[DATA UNDER STUDY]
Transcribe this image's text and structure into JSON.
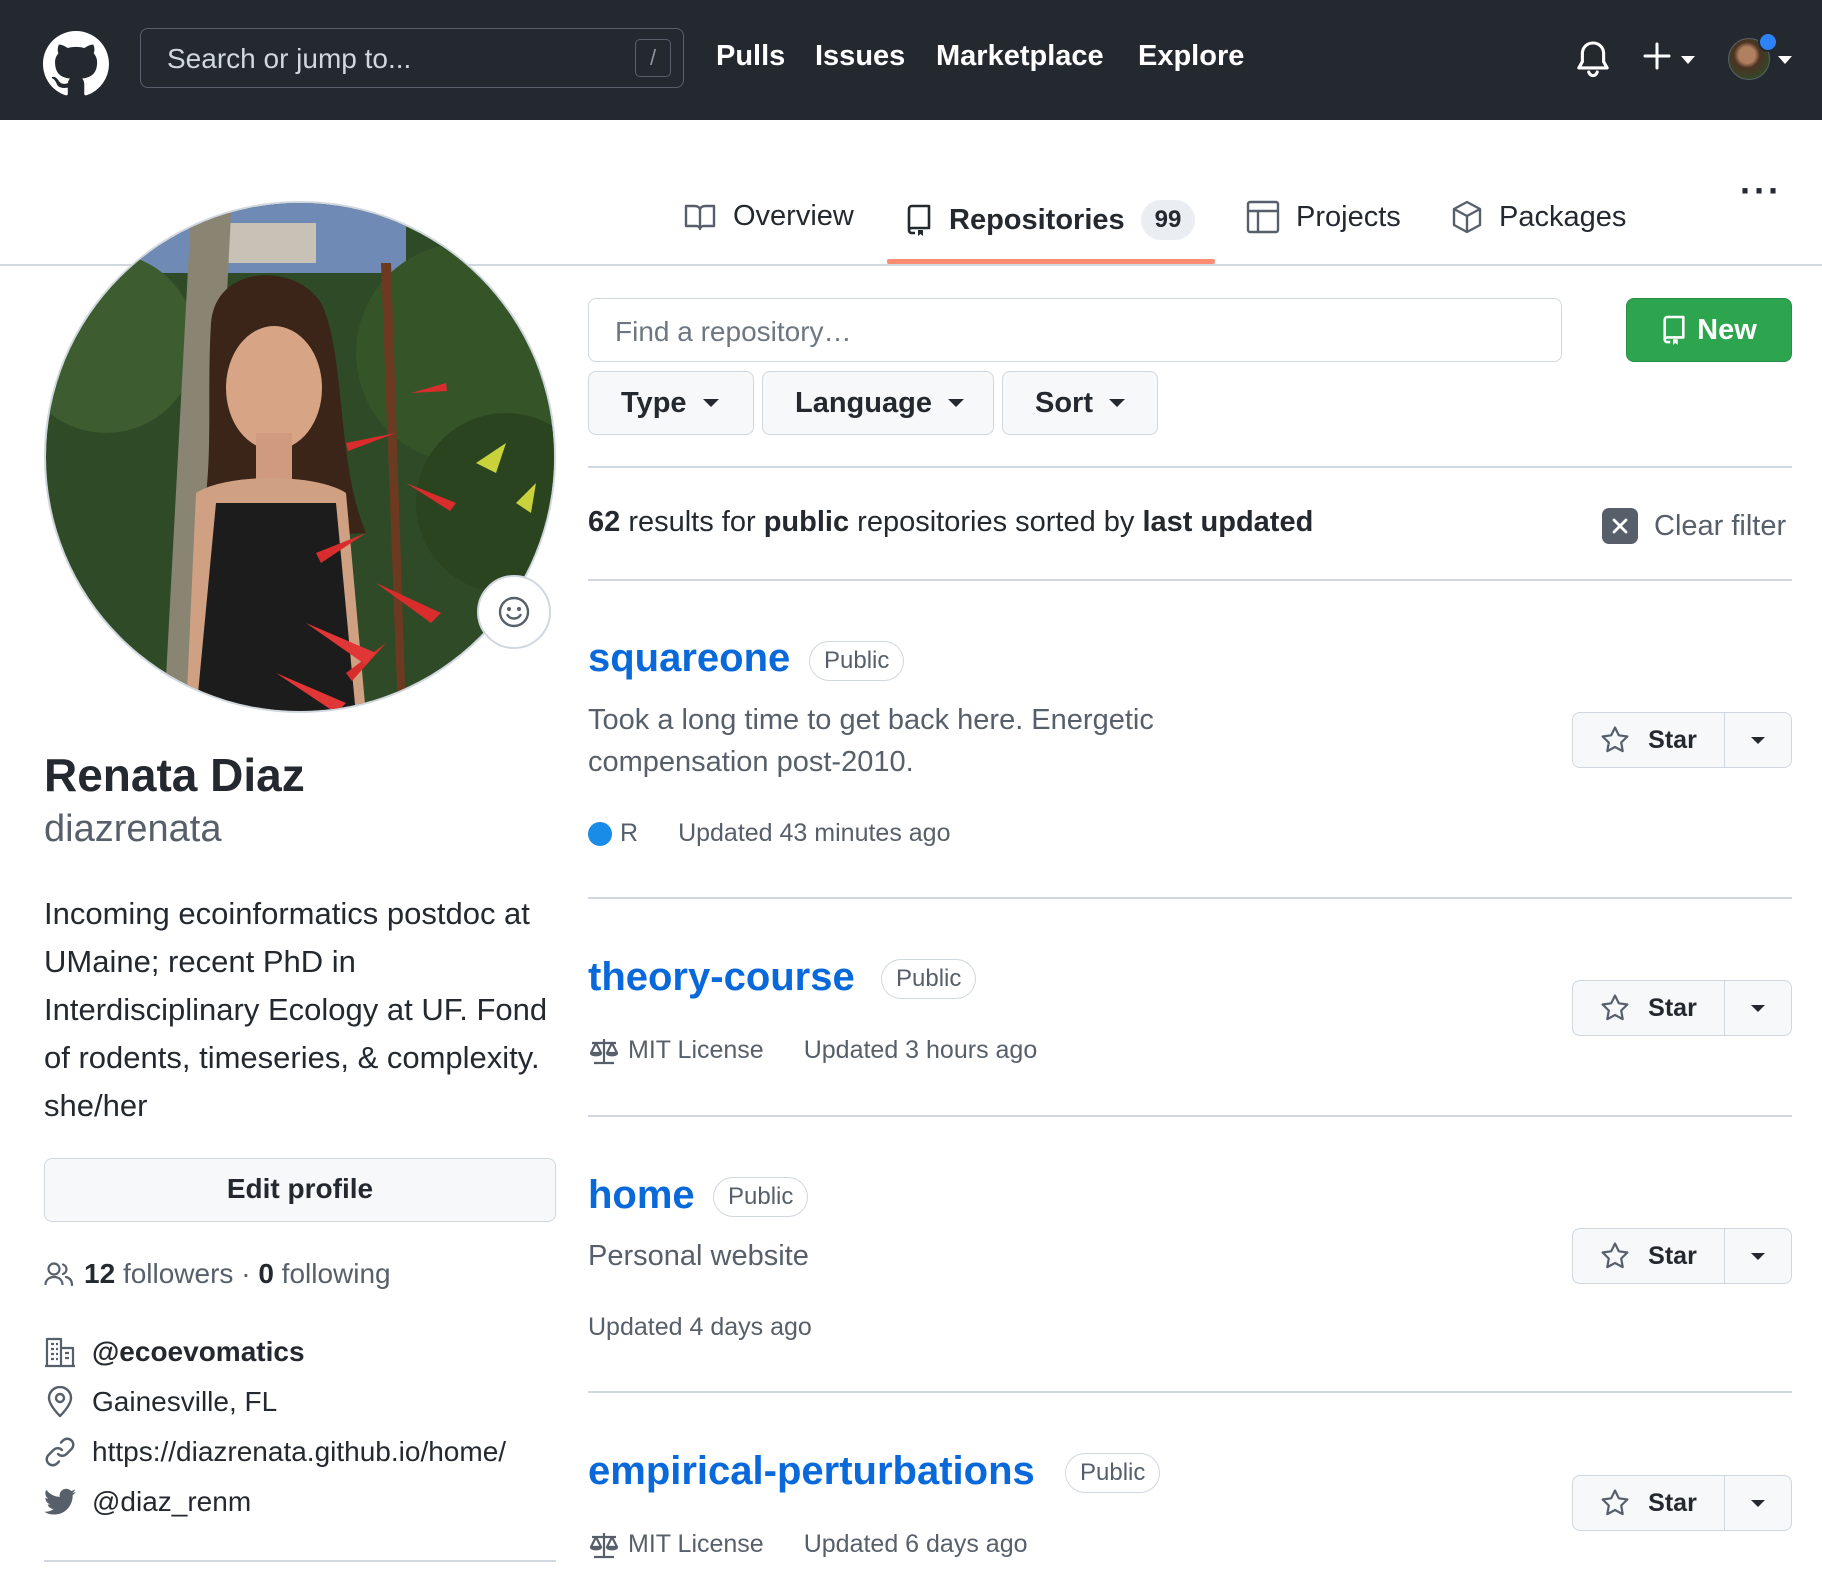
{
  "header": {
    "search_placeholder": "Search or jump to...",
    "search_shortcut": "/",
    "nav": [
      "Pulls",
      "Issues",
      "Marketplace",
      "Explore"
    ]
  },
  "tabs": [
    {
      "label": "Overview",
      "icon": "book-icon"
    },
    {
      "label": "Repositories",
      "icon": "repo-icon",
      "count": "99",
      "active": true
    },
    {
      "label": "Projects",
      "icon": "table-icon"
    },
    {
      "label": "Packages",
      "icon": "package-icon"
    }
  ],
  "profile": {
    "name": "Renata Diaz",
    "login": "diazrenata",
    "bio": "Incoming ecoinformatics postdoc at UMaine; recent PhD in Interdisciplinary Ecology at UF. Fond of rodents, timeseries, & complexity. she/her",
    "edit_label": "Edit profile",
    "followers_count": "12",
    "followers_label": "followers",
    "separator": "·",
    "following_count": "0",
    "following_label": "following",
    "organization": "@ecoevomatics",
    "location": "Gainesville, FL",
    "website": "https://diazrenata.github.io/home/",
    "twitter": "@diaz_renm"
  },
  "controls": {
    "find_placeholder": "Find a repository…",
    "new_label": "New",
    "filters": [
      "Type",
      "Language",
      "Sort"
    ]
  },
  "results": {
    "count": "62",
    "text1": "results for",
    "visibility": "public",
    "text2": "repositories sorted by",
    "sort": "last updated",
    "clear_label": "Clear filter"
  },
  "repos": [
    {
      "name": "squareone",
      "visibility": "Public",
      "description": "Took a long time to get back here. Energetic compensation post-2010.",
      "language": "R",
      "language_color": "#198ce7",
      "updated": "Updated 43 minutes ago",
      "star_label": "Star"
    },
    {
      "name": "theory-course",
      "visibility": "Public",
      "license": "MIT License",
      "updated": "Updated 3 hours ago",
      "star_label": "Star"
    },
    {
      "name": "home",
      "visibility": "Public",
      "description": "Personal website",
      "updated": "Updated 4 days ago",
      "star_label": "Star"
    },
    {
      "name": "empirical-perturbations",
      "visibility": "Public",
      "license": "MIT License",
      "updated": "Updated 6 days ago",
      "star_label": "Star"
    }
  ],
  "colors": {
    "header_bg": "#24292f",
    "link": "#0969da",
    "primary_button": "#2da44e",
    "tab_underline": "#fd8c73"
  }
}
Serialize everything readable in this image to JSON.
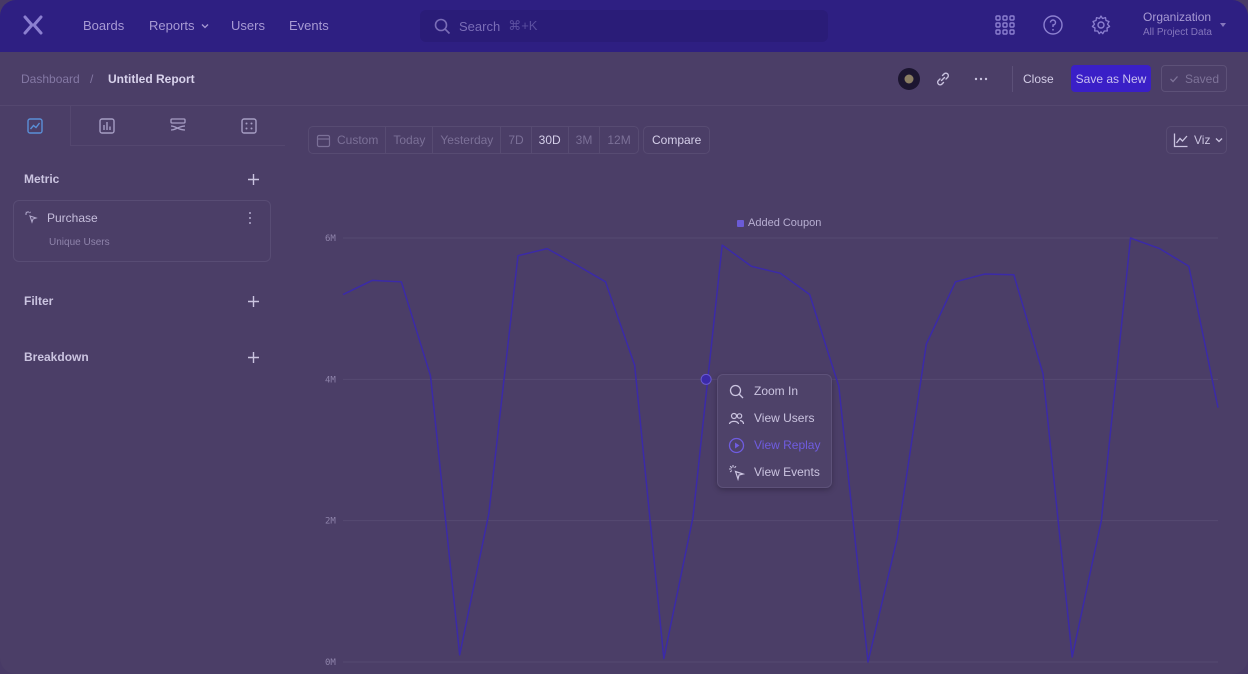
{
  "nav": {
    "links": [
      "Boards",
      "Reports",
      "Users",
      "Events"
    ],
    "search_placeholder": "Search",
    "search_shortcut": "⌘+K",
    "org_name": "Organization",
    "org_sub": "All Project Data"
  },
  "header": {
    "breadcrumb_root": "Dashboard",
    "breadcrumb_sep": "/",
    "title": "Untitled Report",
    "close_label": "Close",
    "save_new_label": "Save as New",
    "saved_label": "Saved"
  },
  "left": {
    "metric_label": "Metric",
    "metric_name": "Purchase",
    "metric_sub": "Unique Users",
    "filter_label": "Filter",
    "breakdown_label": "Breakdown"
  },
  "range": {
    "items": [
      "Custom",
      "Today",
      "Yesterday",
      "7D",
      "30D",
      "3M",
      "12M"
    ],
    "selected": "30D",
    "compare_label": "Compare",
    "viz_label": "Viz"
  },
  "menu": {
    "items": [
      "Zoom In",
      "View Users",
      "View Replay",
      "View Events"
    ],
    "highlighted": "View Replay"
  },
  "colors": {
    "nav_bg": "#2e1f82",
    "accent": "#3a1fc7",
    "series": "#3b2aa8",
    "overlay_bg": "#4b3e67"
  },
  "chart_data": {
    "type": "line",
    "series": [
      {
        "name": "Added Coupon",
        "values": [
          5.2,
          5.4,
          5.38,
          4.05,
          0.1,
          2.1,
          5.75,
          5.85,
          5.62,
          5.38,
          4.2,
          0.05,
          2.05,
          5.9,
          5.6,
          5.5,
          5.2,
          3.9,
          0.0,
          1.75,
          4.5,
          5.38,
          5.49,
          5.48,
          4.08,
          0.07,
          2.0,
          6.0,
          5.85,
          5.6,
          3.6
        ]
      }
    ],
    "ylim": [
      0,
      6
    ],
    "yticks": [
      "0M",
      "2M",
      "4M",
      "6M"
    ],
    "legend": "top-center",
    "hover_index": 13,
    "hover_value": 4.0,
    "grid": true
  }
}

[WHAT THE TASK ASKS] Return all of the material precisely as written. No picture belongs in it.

[YOUR RESPONSE]
Transcribe this image's text and structure into JSON.
{
  "header": {
    "search_placeholder": "Search or jump to...",
    "search_shortcut": "/",
    "nav": [
      "Pulls",
      "Issues",
      "Marketplace",
      "Explore"
    ]
  },
  "tabs": [
    {
      "label": "Overview",
      "icon": "book-icon"
    },
    {
      "label": "Repositories",
      "icon": "repo-icon",
      "count": "99",
      "active": true
    },
    {
      "label": "Projects",
      "icon": "table-icon"
    },
    {
      "label": "Packages",
      "icon": "package-icon"
    }
  ],
  "profile": {
    "name": "Renata Diaz",
    "login": "diazrenata",
    "bio": "Incoming ecoinformatics postdoc at UMaine; recent PhD in Interdisciplinary Ecology at UF. Fond of rodents, timeseries, & complexity. she/her",
    "edit_label": "Edit profile",
    "followers_count": "12",
    "followers_label": "followers",
    "separator": "·",
    "following_count": "0",
    "following_label": "following",
    "organization": "@ecoevomatics",
    "location": "Gainesville, FL",
    "website": "https://diazrenata.github.io/home/",
    "twitter": "@diaz_renm"
  },
  "controls": {
    "find_placeholder": "Find a repository…",
    "new_label": "New",
    "filters": [
      "Type",
      "Language",
      "Sort"
    ]
  },
  "results": {
    "count": "62",
    "text1": "results for",
    "visibility": "public",
    "text2": "repositories sorted by",
    "sort": "last updated",
    "clear_label": "Clear filter"
  },
  "repos": [
    {
      "name": "squareone",
      "visibility": "Public",
      "description": "Took a long time to get back here. Energetic compensation post-2010.",
      "language": "R",
      "language_color": "#198ce7",
      "updated": "Updated 43 minutes ago",
      "star_label": "Star"
    },
    {
      "name": "theory-course",
      "visibility": "Public",
      "license": "MIT License",
      "updated": "Updated 3 hours ago",
      "star_label": "Star"
    },
    {
      "name": "home",
      "visibility": "Public",
      "description": "Personal website",
      "updated": "Updated 4 days ago",
      "star_label": "Star"
    },
    {
      "name": "empirical-perturbations",
      "visibility": "Public",
      "license": "MIT License",
      "updated": "Updated 6 days ago",
      "star_label": "Star"
    }
  ],
  "colors": {
    "header_bg": "#24292f",
    "link": "#0969da",
    "primary_button": "#2da44e",
    "tab_underline": "#fd8c73"
  }
}
Serialize everything readable in this image to JSON.
{
  "nav": {
    "links": [
      "Boards",
      "Reports",
      "Users",
      "Events"
    ],
    "search_placeholder": "Search",
    "search_shortcut": "⌘+K",
    "org_name": "Organization",
    "org_sub": "All Project Data"
  },
  "header": {
    "breadcrumb_root": "Dashboard",
    "breadcrumb_sep": "/",
    "title": "Untitled Report",
    "close_label": "Close",
    "save_new_label": "Save as New",
    "saved_label": "Saved"
  },
  "left": {
    "metric_label": "Metric",
    "metric_name": "Purchase",
    "metric_sub": "Unique Users",
    "filter_label": "Filter",
    "breakdown_label": "Breakdown"
  },
  "range": {
    "items": [
      "Custom",
      "Today",
      "Yesterday",
      "7D",
      "30D",
      "3M",
      "12M"
    ],
    "selected": "30D",
    "compare_label": "Compare",
    "viz_label": "Viz"
  },
  "menu": {
    "items": [
      "Zoom In",
      "View Users",
      "View Replay",
      "View Events"
    ],
    "highlighted": "View Replay"
  },
  "colors": {
    "nav_bg": "#2e1f82",
    "accent": "#3a1fc7",
    "series": "#3b2aa8",
    "overlay_bg": "#4b3e67"
  },
  "chart_data": {
    "type": "line",
    "series": [
      {
        "name": "Added Coupon",
        "values": [
          5.2,
          5.4,
          5.38,
          4.05,
          0.1,
          2.1,
          5.75,
          5.85,
          5.62,
          5.38,
          4.2,
          0.05,
          2.05,
          5.9,
          5.6,
          5.5,
          5.2,
          3.9,
          0.0,
          1.75,
          4.5,
          5.38,
          5.49,
          5.48,
          4.08,
          0.07,
          2.0,
          6.0,
          5.85,
          5.6,
          3.6
        ]
      }
    ],
    "ylim": [
      0,
      6
    ],
    "yticks": [
      "0M",
      "2M",
      "4M",
      "6M"
    ],
    "legend": "top-center",
    "hover_index": 13,
    "hover_value": 4.0,
    "grid": true
  }
}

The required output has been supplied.